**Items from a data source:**

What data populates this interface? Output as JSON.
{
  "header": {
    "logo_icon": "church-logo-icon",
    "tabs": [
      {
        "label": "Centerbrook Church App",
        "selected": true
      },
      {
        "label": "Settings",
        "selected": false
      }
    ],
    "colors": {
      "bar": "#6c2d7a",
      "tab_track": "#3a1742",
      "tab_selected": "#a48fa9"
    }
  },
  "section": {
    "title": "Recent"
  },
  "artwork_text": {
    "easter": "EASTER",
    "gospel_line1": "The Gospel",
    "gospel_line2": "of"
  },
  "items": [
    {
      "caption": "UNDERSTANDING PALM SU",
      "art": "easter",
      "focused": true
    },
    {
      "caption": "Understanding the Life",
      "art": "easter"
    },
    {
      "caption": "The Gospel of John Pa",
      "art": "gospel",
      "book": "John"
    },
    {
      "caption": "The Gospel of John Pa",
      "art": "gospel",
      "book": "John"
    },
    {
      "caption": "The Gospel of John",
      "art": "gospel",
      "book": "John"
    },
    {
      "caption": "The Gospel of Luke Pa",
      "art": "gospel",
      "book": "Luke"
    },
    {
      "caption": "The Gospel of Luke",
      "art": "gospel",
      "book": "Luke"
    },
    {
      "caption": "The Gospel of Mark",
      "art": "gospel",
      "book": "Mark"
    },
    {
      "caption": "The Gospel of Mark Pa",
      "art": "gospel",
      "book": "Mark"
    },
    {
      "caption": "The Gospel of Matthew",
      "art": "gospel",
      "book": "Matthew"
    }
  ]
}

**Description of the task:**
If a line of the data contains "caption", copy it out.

**Response area:**
      "caption": "UNDERSTANDING PALM SU",
      "caption": "Understanding the Life",
      "caption": "The Gospel of John Pa",
      "caption": "The Gospel of John Pa",
      "caption": "The Gospel of John",
      "caption": "The Gospel of Luke Pa",
      "caption": "The Gospel of Luke",
      "caption": "The Gospel of Mark",
      "caption": "The Gospel of Mark Pa",
      "caption": "The Gospel of Matthew",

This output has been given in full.